Instead, after a heart-pounding hour of expertly crafted battle scenes in Vietnam and the Middle East, interspersed with character building and exposition, the movie descends into a predictable courtroom drama. Rather than explore the complex motivations of war hero Col. Terry Childers (Samuel L. Jackson, Pulp Fiction) for ordering a massacre of demonstrators outside the U.S. embassy in Yemen, the filmmakers merely dust off his halo and put it back atop his head.
The whole second half of the movie must have been shot in the late afternoon, given the slatted shadows the window blinds cast over the courtroom. Orson Welles did it much better. The characters, initially complicated and dark, end up being easily classified good guys and bad guys. Even the attorney Major Mark Biggs (Guy Pearce, L.A. Confidential) prosecuting our hero turns out to be intent on nailing him for old infractions, despite early protestations of fair-mindedness.
The production is world-class, with touches like the U.S. ambassador to Yemen (Ben Kingsley) under heavy fire, stopping for his suit jacket before crawling across his office floor to escape the embassy. The cinematography offers breathtaking views of a walled North African town and surrounding landscapes. (Though set in Yemen, the movie was shot in Morocco.)
Sound is used to chilling effect, with eloquent contrast between the chaos and noise of battle and the utter silence of death. Buzzing flies signal death whether in Vietnam or Yemen. Interesting camera angles shine a new perspective on otherwise mundane scenes.
The acting is also superb, from Pearce and Jackson and especially Tommy Lee Jones as Col. Hays Hodges, a mediocre lawyer who defends Childers because the man saved his life three decades earlier in Vietnam. Jones conveys a damaged psyche with just his stance. Pearce is somewhat miscast as the straight-arrow U.S. military lawyer, with his perpetual shadowy mustache and his accent morphing from Aussie to New York to Southern.
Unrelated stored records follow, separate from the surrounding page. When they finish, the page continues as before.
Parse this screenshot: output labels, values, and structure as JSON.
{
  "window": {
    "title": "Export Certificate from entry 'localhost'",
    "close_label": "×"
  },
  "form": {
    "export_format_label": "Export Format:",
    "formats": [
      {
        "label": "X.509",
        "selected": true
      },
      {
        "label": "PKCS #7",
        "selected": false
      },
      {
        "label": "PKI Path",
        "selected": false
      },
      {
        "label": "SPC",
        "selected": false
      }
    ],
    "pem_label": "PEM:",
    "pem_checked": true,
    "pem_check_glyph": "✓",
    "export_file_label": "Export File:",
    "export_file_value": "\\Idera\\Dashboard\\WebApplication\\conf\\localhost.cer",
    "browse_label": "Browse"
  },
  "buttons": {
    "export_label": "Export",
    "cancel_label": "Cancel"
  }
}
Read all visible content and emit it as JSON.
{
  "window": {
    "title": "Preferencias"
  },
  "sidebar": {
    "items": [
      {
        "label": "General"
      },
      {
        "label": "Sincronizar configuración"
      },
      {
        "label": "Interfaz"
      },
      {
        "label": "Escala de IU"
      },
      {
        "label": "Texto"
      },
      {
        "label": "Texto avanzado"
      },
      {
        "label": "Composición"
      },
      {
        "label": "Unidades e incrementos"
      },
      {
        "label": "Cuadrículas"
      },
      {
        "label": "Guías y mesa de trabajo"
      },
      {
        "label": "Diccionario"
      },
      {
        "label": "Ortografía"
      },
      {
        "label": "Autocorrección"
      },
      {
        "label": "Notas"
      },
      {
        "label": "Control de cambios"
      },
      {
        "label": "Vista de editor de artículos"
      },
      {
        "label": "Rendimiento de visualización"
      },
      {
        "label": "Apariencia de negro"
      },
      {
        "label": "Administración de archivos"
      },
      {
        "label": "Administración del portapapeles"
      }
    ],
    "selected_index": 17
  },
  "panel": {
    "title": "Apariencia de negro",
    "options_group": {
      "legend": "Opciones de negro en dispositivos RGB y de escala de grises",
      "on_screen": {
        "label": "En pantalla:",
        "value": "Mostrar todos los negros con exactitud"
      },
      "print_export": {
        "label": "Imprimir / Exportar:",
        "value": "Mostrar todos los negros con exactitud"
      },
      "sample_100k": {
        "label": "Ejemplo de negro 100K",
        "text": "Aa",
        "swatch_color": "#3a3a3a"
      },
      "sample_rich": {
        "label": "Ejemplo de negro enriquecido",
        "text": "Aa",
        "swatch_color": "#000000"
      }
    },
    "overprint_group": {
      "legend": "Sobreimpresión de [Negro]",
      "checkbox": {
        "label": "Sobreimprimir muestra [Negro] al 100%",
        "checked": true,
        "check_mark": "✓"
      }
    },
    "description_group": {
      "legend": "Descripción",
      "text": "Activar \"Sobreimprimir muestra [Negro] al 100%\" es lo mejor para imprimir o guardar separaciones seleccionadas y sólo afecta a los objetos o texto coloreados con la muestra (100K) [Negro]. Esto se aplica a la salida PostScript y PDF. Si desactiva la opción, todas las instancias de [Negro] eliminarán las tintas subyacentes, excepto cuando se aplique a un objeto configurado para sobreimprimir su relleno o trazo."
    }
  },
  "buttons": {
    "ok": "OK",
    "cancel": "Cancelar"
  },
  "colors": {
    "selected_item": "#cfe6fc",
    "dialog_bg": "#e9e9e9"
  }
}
By the end of the film, you long for the return of subtlety. You are given laughably obtuse messages, such as Childers telling Hodges "You never measured up to your old man'' about 45 minutes after the audience figured out that same fact. Screenwriter Stephen Gaghan should have stuck to his guns and given a fully fleshed, complex portrait of the decisions officers make in the heat of battle. Instead, we get pabulum.